This weekend, try one of these hikes or find your own ‘best-loved hike’ in a park near you.
In winter, New York’s gorges and waterfalls turn into frozen ice sculptures that are no less beautiful than their summertime counterparts. These pictures of frozen waterfalls at Thacher State Park are iconic of New York’s natural beauty at any time of the year. Don’t let the cold and snow keep you cooped up inside all winter long. Thacher, and many of our other state parks in New York, offers wonderful opportunities for outdoor recreation, including hiking and snowshoeing.
Taughannock Falls State Park, in Ithaca, NY, is part of the historical territory of the Cayuga Nation, one of six nations that form the Iroquois Confederacy. In the period of European colonization of the Americas, the Iroquois controlled an expansive territory that included New York, Pennsylvania, and part of southeastern Canada.
There are two commonly repeated sources for the name of Taughannock Falls, the tallest waterfall in the state of New York
and a highlight of Taughannock Falls State Park.
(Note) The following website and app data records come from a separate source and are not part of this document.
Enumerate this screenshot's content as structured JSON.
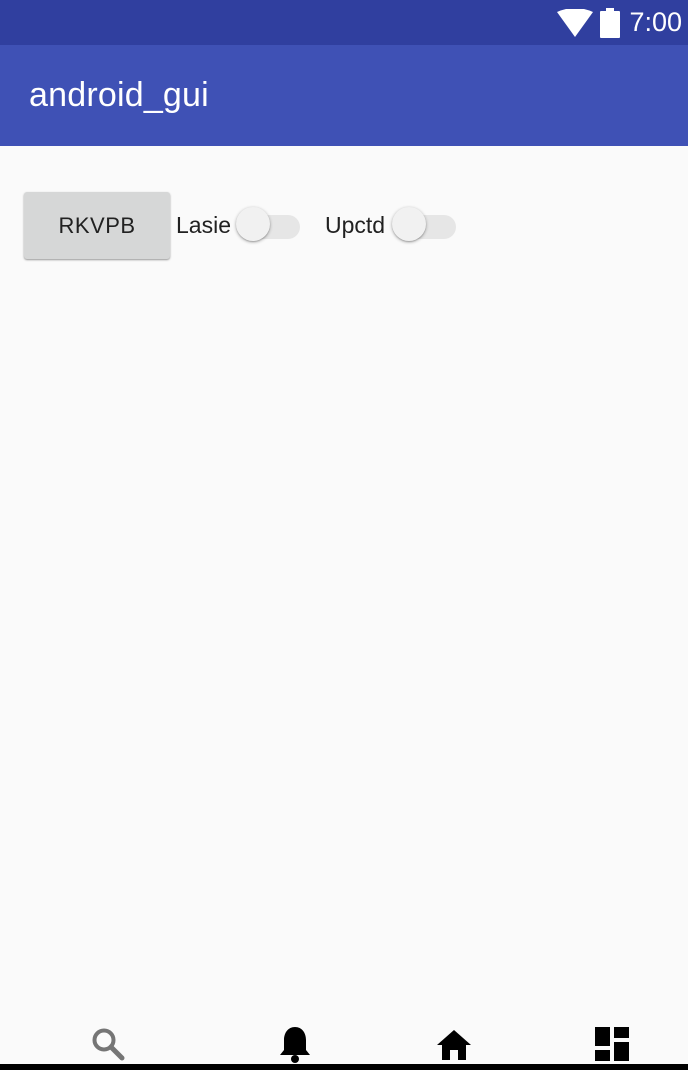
{
  "status_bar": {
    "time": "7:00",
    "icons": [
      "wifi-icon",
      "battery-icon"
    ],
    "background": "#303f9f"
  },
  "app_bar": {
    "title": "android_gui",
    "background": "#3f51b5"
  },
  "content": {
    "button_label": "RKVPB",
    "switches": [
      {
        "label": "Lasie",
        "checked": false
      },
      {
        "label": "Upctd",
        "checked": false
      }
    ]
  },
  "bottom_nav": {
    "items": [
      {
        "icon": "search-icon"
      },
      {
        "icon": "bell-icon"
      },
      {
        "icon": "home-icon"
      },
      {
        "icon": "dashboard-icon"
      }
    ]
  }
}
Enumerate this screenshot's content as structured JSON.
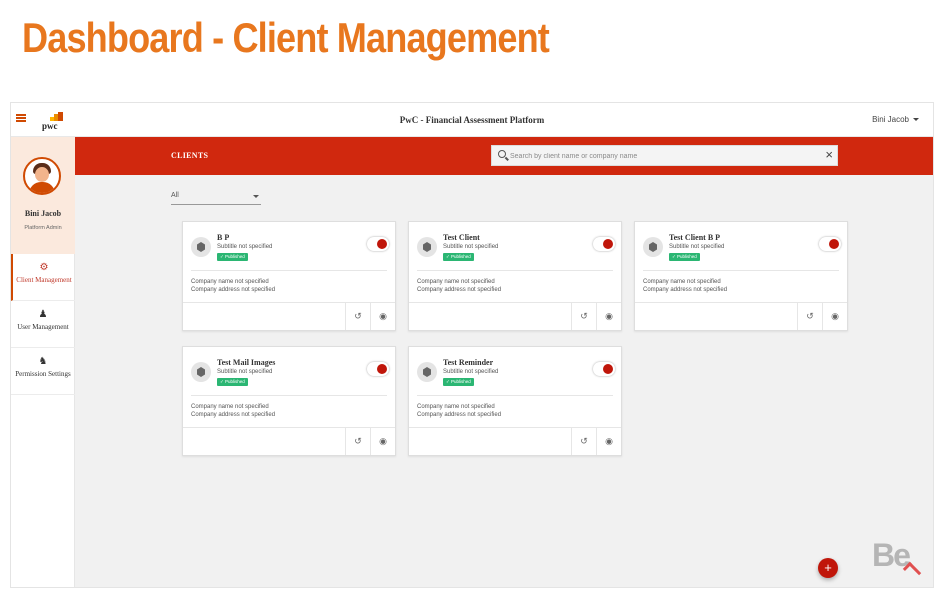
{
  "slide": {
    "heading": "Dashboard - Client Management"
  },
  "header": {
    "logo_text": "pwc",
    "app_title": "PwC - Financial Assessment Platform",
    "user_name": "Bini Jacob"
  },
  "sidebar": {
    "profile": {
      "name": "Bini Jacob",
      "role": "Platform Admin"
    },
    "items": [
      {
        "label": "Client Management",
        "icon": "client-management-icon",
        "active": true
      },
      {
        "label": "User Management",
        "icon": "user-management-icon",
        "active": false
      },
      {
        "label": "Permission Settings",
        "icon": "permission-settings-icon",
        "active": false
      }
    ]
  },
  "main": {
    "section_title": "CLIENTS",
    "search": {
      "placeholder": "Search by client name or company name",
      "value": ""
    },
    "filter": {
      "selected": "All"
    },
    "cards": [
      {
        "name": "B P",
        "subtitle": "Subtitle not specified",
        "status": "✓ Published",
        "company": "Company name not specified",
        "address": "Company address not specified",
        "toggle_on": true
      },
      {
        "name": "Test Client",
        "subtitle": "Subtitle not specified",
        "status": "✓ Published",
        "company": "Company name not specified",
        "address": "Company address not specified",
        "toggle_on": true
      },
      {
        "name": "Test Client B P",
        "subtitle": "Subtitle not specified",
        "status": "✓ Published",
        "company": "Company name not specified",
        "address": "Company address not specified",
        "toggle_on": true
      },
      {
        "name": "Test Mail Images",
        "subtitle": "Subtitle not specified",
        "status": "✓ Published",
        "company": "Company name not specified",
        "address": "Company address not specified",
        "toggle_on": true
      },
      {
        "name": "Test Reminder",
        "subtitle": "Subtitle not specified",
        "status": "✓ Published",
        "company": "Company name not specified",
        "address": "Company address not specified",
        "toggle_on": true
      }
    ],
    "fab_label": "+"
  },
  "watermark": {
    "text": "Be"
  },
  "colors": {
    "brand_orange": "#d04a02",
    "banner_red": "#d0280e",
    "heading_orange": "#e8771e",
    "published_green": "#2bb673",
    "toggle_red": "#c0160a"
  }
}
Both are explained in a travelogue from 1872 by Lewis Halsey, The Falls of Taughannock.
The first is a translation by William H. Bogart, who claims that Taughannock means “the great fall in the woods.” However, Bogart combines his understanding of Iroquoian root words with roots from the Algonquian language, a group with lived south of Iroquois territory.
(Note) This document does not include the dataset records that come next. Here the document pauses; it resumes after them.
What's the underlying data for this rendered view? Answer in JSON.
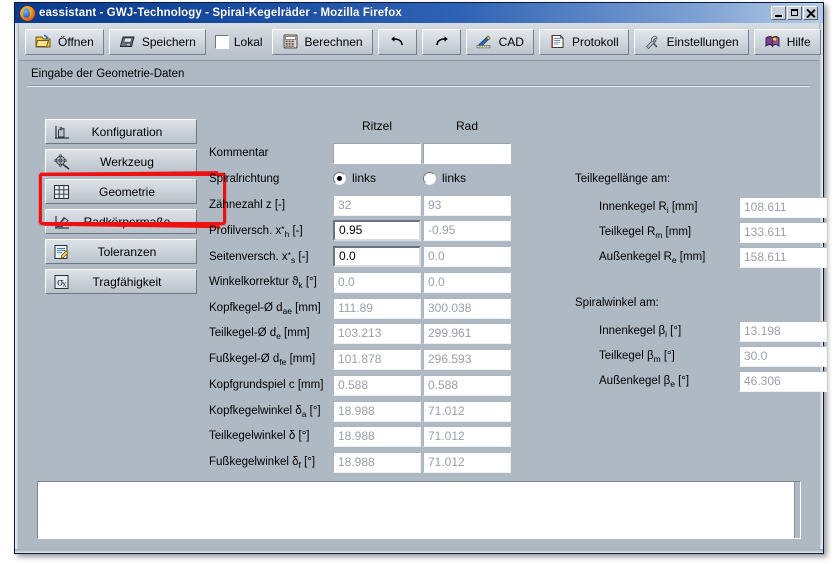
{
  "window": {
    "title": "eassistant - GWJ-Technology - Spiral-Kegelräder - Mozilla Firefox",
    "app_icon": "firefox-icon",
    "controls": {
      "minimize": "minimize-icon",
      "maximize": "maximize-icon",
      "close": "close-icon"
    }
  },
  "toolbar": {
    "buttons": [
      {
        "label": "Öffnen",
        "icon": "open-folder-icon"
      },
      {
        "label": "Speichern",
        "icon": "floppy-disk-icon"
      },
      {
        "label": "Berechnen",
        "icon": "calculator-icon"
      },
      {
        "label": "",
        "icon": "undo-arrow-icon"
      },
      {
        "label": "",
        "icon": "redo-arrow-icon"
      },
      {
        "label": "CAD",
        "icon": "cad-pencil-icon"
      },
      {
        "label": "Protokoll",
        "icon": "document-icon"
      },
      {
        "label": "Einstellungen",
        "icon": "settings-tools-icon"
      },
      {
        "label": "Hilfe",
        "icon": "help-book-icon"
      }
    ],
    "checkbox": {
      "label": "Lokal",
      "checked": false
    }
  },
  "section": {
    "title": "Eingabe der Geometrie-Daten"
  },
  "sidebar": {
    "items": [
      {
        "label": "Konfiguration",
        "icon": "configuration-icon",
        "selected": false
      },
      {
        "label": "Werkzeug",
        "icon": "gear-tool-icon",
        "selected": false
      },
      {
        "label": "Geometrie",
        "icon": "grid-geometry-icon",
        "selected": true
      },
      {
        "label": "Radkörpermaße",
        "icon": "wheel-body-icon",
        "selected": false
      },
      {
        "label": "Toleranzen",
        "icon": "tolerances-icon",
        "selected": false
      },
      {
        "label": "Tragfähigkeit",
        "icon": "sigma-strength-icon",
        "selected": false
      }
    ]
  },
  "form": {
    "columns": [
      "Ritzel",
      "Rad"
    ],
    "rows": [
      {
        "label": "Kommentar",
        "label_html": "Kommentar",
        "type": "text",
        "ritzel": "",
        "rad": "",
        "editable": true,
        "empty": true
      },
      {
        "label": "Spiralrichtung",
        "label_html": "Spiralrichtung",
        "type": "radio",
        "ritzel": "links",
        "rad": "links",
        "ritzel_selected": true,
        "rad_selected": false
      },
      {
        "label": "Zähnezahl z [-]",
        "label_html": "Zähnezahl z [-]",
        "type": "text",
        "ritzel": "32",
        "rad": "93",
        "editable": false
      },
      {
        "label": "Profilversch. x*h [-]",
        "label_html": "Profilversch. x<sup>*</sup><sub>h</sub> [-]",
        "type": "text",
        "ritzel": "0.95",
        "rad": "-0.95",
        "editable": true
      },
      {
        "label": "Seitenversch. x*s [-]",
        "label_html": "Seitenversch. x<sup>*</sup><sub>s</sub> [-]",
        "type": "text",
        "ritzel": "0.0",
        "rad": "0.0",
        "editable": true
      },
      {
        "label": "Winkelkorrektur ϑk [°]",
        "label_html": "Winkelkorrektur ϑ<sub>k</sub> [°]",
        "type": "text",
        "ritzel": "0.0",
        "rad": "0.0",
        "editable": false
      },
      {
        "label": "Kopfkegel-Ø dae [mm]",
        "label_html": "Kopfkegel-Ø d<sub>ae</sub> [mm]",
        "type": "text",
        "ritzel": "111.89",
        "rad": "300.038",
        "editable": false
      },
      {
        "label": "Teilkegel-Ø de [mm]",
        "label_html": "Teilkegel-Ø d<sub>e</sub> [mm]",
        "type": "text",
        "ritzel": "103.213",
        "rad": "299.961",
        "editable": false
      },
      {
        "label": "Fußkegel-Ø dfe [mm]",
        "label_html": "Fußkegel-Ø d<sub>fe</sub> [mm]",
        "type": "text",
        "ritzel": "101.878",
        "rad": "296.593",
        "editable": false
      },
      {
        "label": "Kopfgrundspiel c [mm]",
        "label_html": "Kopfgrundspiel c [mm]",
        "type": "text",
        "ritzel": "0.588",
        "rad": "0.588",
        "editable": false
      },
      {
        "label": "Kopfkegelwinkel δa [°]",
        "label_html": "Kopfkegelwinkel δ<sub>a</sub> [°]",
        "type": "text",
        "ritzel": "18.988",
        "rad": "71.012",
        "editable": false
      },
      {
        "label": "Teilkegelwinkel δ [°]",
        "label_html": "Teilkegelwinkel δ [°]",
        "type": "text",
        "ritzel": "18.988",
        "rad": "71.012",
        "editable": false
      },
      {
        "label": "Fußkegelwinkel δf [°]",
        "label_html": "Fußkegelwinkel δ<sub>f</sub> [°]",
        "type": "text",
        "ritzel": "18.988",
        "rad": "71.012",
        "editable": false
      }
    ]
  },
  "right_panel": {
    "group1": {
      "title": "Teilkegellänge am:",
      "rows": [
        {
          "label_html": "Innenkegel R<sub>i</sub> [mm]",
          "value": "108.611"
        },
        {
          "label_html": "Teilkegel R<sub>m</sub> [mm]",
          "value": "133.611"
        },
        {
          "label_html": "Außenkegel R<sub>e</sub> [mm]",
          "value": "158.611"
        }
      ]
    },
    "group2": {
      "title": "Spiralwinkel am:",
      "rows": [
        {
          "label_html": "Innenkegel β<sub>i</sub> [°]",
          "value": "13.198"
        },
        {
          "label_html": "Teilkegel β<sub>m</sub> [°]",
          "value": "30.0"
        },
        {
          "label_html": "Außenkegel β<sub>e</sub> [°]",
          "value": "46.306"
        }
      ]
    }
  },
  "output": {
    "text": ""
  },
  "annotation": {
    "color": "#ee1111",
    "target": "Geometrie"
  },
  "colors": {
    "window_background": "#aeb9c4",
    "toolbar": "#c6cdd6",
    "titlebar_start": "#0b3c8c",
    "titlebar_end": "#b6cbe6",
    "readonly_text": "#9aa0a7",
    "annotation": "#ee1111"
  }
}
Haley also cites George Copway–a well-known Christian-educated Ojibwe man who produced many writings in the late 19th century– as positing his own translation as, “the crevice which rises to the tops of the trees.”
The most exciting, if least plausible, origin story for the falls’ name comes from David Henry Hamilton, a Presbyterian minister born in Canjoharie, NY in 1813. Hamilton wrote that Taughannock was a chief’s title in the Delaware Nation.
The Delaware tribe lived in the region of the Delaware and Susquehanna rivers at the time of European colonization. Being so close to Iroquois territory, the Delaware were frequent victims of Iroquois raids, in which Iroquois warriors captured members of other tribes and adopted them into their own families in order to increase their numbers. According to Hamilton, a young Taughannock–a chief–was captured, but too strong-willed to be adopted into the Cayuga tribe. The chief gathered a group of followers and camped near the falls, only to be defeated in a dramatic last stand. The story ends with his body being tossed over the falls.
We can’t be sure how these writers came to their conclusions, and so we can’t ever be sure how the name Taughannock attached itself to falls or what this word really means. In the end, Taughannock remains as mysterious and beautiful as the falls themselves.
Source: Halsey. 1872. The Falls of Taughannock. New York: Cutter, Tower & Co., Printers and Stationers.
featured image from Taughannock Falls State Park, by Lilly Schelling. Post by Paris Harper.